EXERCISE: How many lines of these entries hold the string "JSON"? Reply with the number alone.

+ + + +

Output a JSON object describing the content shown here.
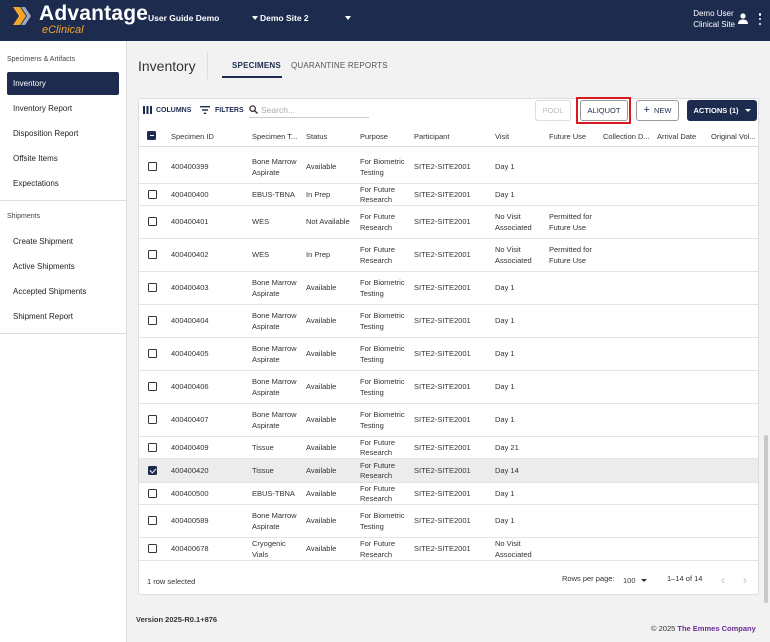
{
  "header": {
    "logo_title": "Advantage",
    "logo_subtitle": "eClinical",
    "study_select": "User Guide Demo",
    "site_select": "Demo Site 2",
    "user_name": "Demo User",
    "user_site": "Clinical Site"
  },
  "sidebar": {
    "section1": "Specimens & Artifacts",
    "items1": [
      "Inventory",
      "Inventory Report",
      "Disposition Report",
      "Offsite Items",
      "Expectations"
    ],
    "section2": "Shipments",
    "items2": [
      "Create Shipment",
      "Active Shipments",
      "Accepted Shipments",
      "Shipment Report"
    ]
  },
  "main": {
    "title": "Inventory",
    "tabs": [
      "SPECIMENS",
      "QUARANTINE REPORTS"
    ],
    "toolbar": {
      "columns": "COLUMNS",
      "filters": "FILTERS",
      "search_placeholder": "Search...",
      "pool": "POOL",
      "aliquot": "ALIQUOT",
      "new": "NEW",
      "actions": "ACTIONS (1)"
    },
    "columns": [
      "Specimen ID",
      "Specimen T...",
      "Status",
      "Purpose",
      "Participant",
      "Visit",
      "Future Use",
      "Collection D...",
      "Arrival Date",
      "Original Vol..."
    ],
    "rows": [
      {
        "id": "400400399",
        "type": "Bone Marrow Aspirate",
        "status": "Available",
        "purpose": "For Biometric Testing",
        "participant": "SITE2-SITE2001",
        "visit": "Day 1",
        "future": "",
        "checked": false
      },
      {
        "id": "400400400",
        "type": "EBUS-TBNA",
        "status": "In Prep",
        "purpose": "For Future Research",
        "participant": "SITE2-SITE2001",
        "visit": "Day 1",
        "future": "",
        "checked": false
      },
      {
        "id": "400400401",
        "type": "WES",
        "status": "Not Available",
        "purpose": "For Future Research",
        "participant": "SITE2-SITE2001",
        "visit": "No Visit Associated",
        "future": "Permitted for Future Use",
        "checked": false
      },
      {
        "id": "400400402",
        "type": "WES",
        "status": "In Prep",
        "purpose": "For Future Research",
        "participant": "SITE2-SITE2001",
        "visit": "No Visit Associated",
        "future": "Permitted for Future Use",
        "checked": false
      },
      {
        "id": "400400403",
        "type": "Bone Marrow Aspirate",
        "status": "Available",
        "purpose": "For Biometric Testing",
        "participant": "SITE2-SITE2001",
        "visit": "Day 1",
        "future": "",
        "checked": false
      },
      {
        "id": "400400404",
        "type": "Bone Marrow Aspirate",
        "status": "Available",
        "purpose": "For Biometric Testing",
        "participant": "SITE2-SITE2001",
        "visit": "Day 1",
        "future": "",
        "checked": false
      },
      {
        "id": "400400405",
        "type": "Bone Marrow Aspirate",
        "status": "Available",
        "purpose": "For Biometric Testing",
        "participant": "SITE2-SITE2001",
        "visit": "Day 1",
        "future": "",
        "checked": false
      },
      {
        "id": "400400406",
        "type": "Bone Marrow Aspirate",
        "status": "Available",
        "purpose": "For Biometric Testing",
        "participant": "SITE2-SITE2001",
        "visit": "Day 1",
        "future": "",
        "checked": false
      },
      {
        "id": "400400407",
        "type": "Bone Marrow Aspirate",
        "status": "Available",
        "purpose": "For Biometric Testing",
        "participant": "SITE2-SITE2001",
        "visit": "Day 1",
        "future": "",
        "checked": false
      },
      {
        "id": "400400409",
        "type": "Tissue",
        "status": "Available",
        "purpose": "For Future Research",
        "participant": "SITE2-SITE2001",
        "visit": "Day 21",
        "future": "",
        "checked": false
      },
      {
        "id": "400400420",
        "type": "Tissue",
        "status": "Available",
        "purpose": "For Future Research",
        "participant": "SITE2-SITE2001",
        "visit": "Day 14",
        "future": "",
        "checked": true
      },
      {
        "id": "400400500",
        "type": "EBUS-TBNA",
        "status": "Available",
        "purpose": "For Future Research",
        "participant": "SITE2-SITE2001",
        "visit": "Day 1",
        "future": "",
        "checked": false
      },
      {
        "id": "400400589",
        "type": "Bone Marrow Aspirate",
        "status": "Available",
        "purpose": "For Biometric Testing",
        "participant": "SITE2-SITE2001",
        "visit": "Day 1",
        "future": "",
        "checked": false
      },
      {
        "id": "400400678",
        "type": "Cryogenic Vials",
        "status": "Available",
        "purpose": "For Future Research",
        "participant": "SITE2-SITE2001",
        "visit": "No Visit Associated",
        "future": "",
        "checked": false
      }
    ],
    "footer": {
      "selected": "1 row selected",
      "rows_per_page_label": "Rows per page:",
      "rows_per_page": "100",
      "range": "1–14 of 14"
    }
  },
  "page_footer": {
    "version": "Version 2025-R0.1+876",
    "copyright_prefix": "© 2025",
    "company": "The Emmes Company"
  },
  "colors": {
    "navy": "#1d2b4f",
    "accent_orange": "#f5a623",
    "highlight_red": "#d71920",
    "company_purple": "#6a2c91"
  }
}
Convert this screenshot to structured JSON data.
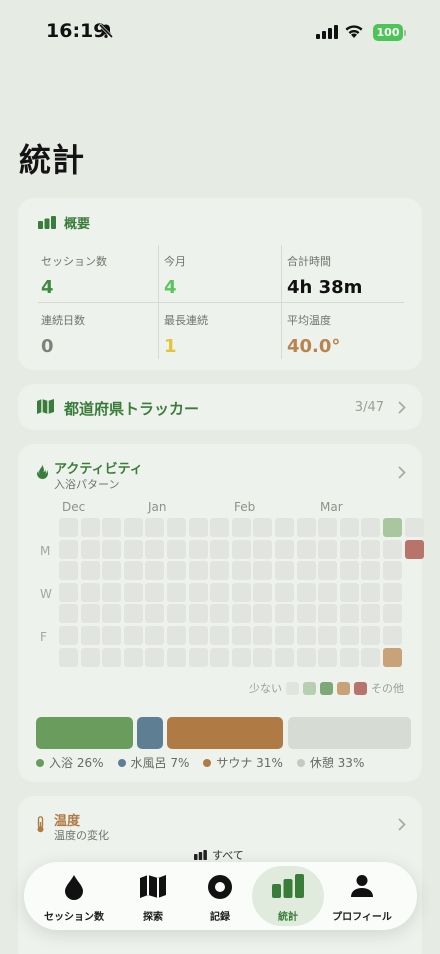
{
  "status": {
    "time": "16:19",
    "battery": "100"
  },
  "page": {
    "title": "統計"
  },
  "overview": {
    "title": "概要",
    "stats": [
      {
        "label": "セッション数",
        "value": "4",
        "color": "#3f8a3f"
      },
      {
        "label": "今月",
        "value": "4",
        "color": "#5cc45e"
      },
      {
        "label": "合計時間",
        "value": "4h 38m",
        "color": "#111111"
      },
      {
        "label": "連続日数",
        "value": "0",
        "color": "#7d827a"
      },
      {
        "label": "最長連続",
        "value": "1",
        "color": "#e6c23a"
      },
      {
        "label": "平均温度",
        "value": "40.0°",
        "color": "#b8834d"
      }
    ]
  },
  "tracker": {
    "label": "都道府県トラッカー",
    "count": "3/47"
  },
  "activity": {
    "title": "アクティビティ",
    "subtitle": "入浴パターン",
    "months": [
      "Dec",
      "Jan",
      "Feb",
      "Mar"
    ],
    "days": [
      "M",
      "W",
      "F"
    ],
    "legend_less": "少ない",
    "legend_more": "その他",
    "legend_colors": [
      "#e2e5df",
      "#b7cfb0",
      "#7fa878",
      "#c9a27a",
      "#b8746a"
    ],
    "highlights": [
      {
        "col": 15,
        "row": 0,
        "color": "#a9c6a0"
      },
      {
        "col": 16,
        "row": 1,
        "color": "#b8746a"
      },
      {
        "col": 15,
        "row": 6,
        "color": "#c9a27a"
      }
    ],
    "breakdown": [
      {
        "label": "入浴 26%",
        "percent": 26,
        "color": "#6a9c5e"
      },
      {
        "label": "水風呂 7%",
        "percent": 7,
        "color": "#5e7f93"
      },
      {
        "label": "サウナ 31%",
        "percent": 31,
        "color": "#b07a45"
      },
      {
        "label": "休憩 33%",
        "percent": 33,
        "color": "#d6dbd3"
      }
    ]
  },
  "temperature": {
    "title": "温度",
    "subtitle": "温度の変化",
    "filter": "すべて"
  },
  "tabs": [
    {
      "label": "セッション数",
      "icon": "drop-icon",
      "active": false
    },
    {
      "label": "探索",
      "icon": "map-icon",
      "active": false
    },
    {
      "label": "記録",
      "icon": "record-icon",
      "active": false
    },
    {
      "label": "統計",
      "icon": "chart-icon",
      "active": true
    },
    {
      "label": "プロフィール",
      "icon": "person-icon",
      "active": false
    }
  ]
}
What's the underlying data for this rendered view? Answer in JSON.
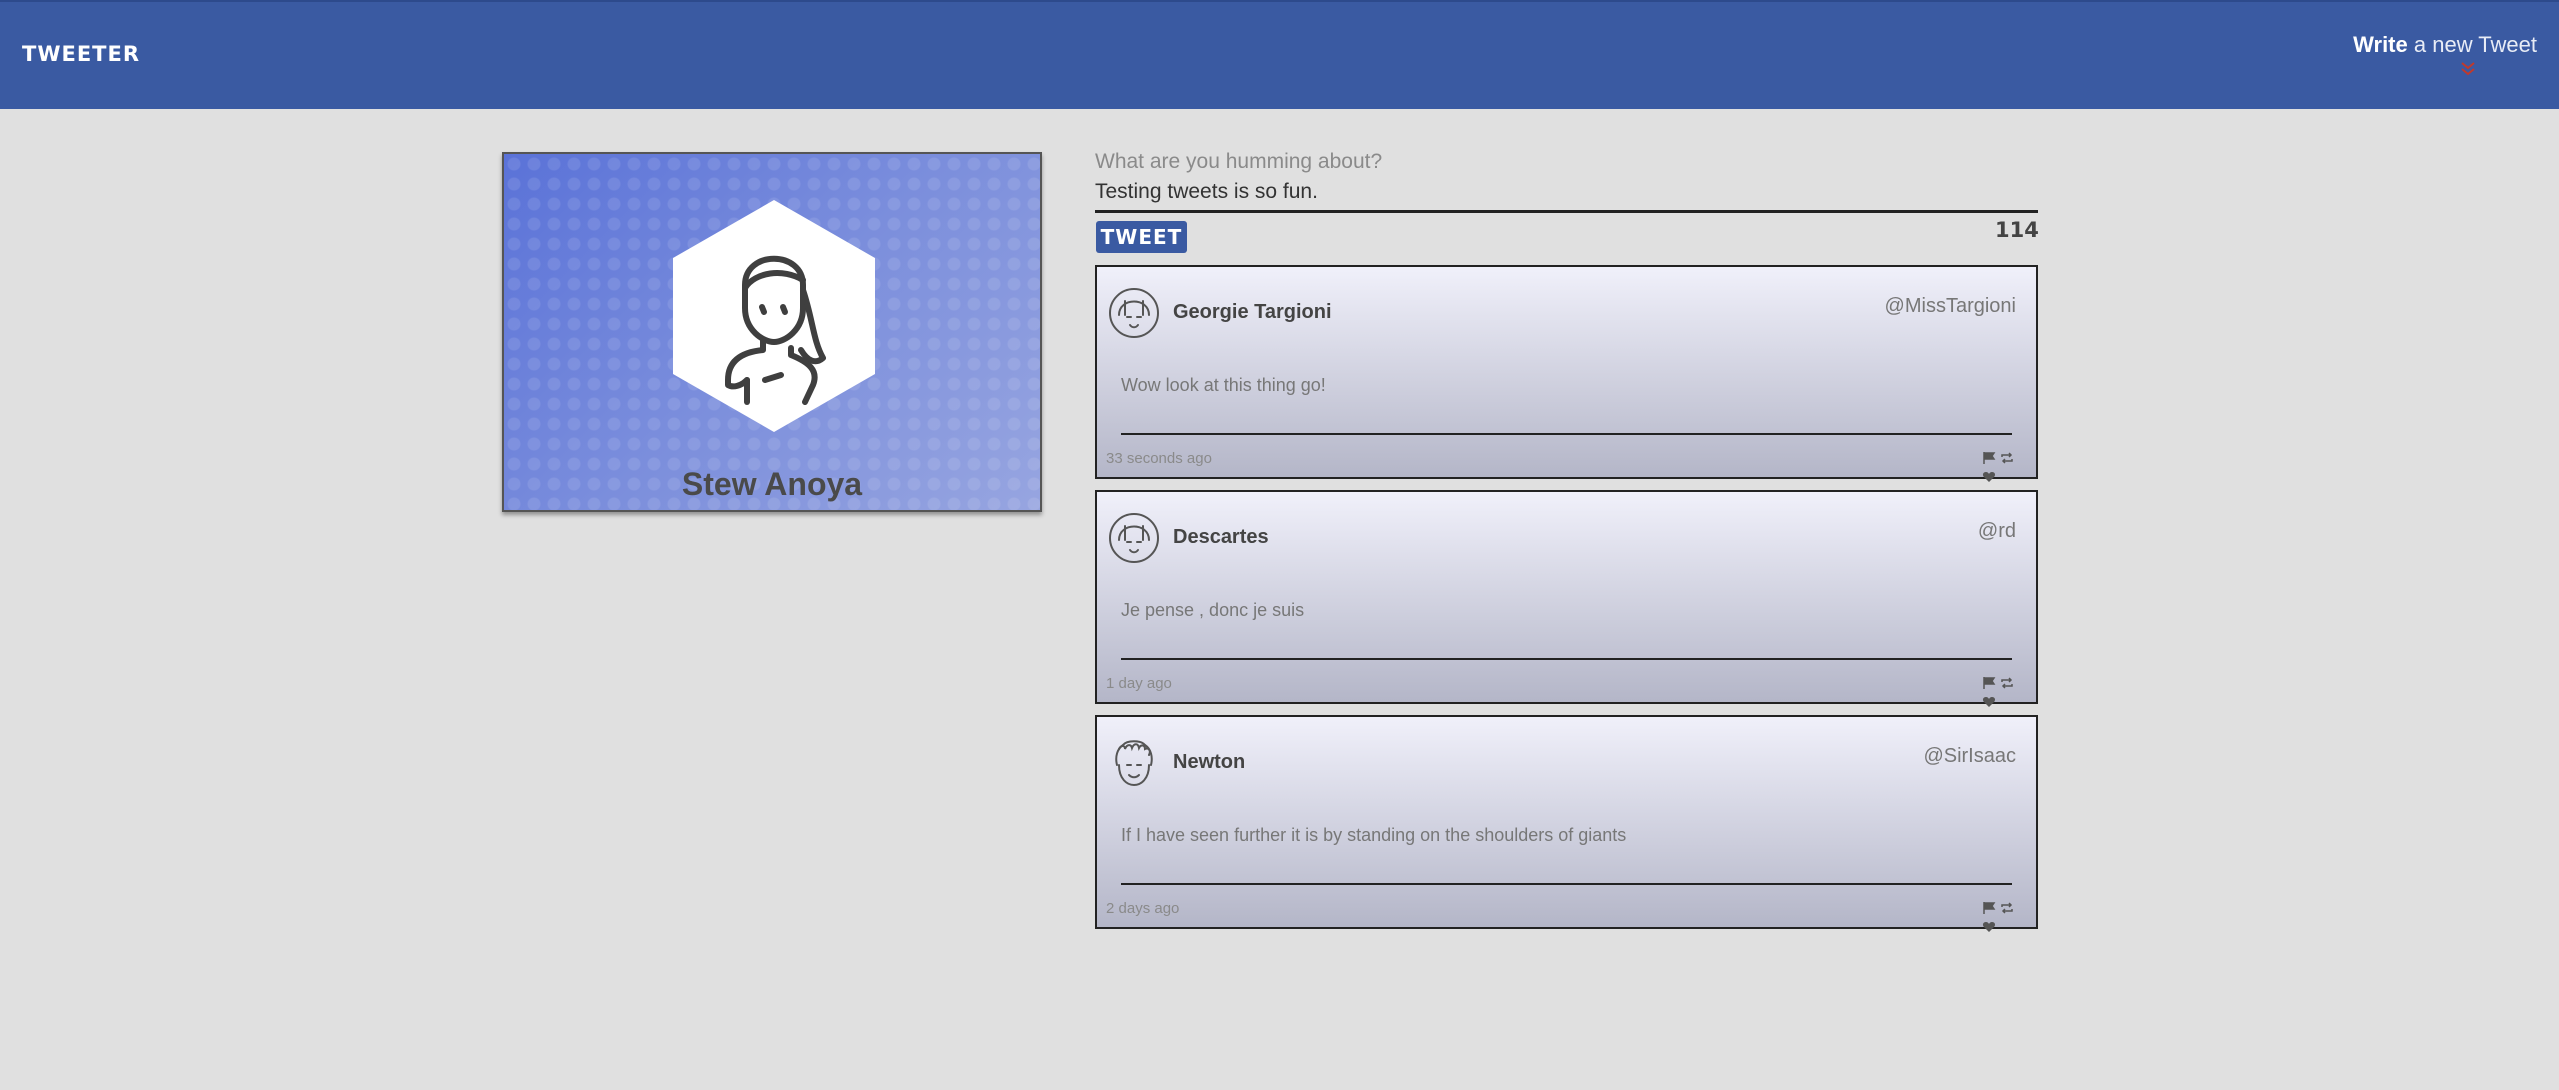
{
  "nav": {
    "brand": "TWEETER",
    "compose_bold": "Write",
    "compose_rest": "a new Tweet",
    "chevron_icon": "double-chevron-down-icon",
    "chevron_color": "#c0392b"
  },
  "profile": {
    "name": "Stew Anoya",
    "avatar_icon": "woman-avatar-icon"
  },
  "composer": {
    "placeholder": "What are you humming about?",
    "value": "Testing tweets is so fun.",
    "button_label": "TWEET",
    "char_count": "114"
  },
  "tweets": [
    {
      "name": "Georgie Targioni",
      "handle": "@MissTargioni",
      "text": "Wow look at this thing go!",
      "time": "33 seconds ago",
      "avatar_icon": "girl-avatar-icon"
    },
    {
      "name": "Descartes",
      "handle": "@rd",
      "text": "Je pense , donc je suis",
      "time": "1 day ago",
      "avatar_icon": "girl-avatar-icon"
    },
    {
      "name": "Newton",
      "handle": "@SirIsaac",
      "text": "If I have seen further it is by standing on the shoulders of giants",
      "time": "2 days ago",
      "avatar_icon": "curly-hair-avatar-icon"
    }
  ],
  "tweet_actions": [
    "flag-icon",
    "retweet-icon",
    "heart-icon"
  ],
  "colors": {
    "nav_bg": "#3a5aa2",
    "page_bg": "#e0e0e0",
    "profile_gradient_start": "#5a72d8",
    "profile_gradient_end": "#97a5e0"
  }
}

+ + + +

OUTPUT FOR THIS EXERCISE: 3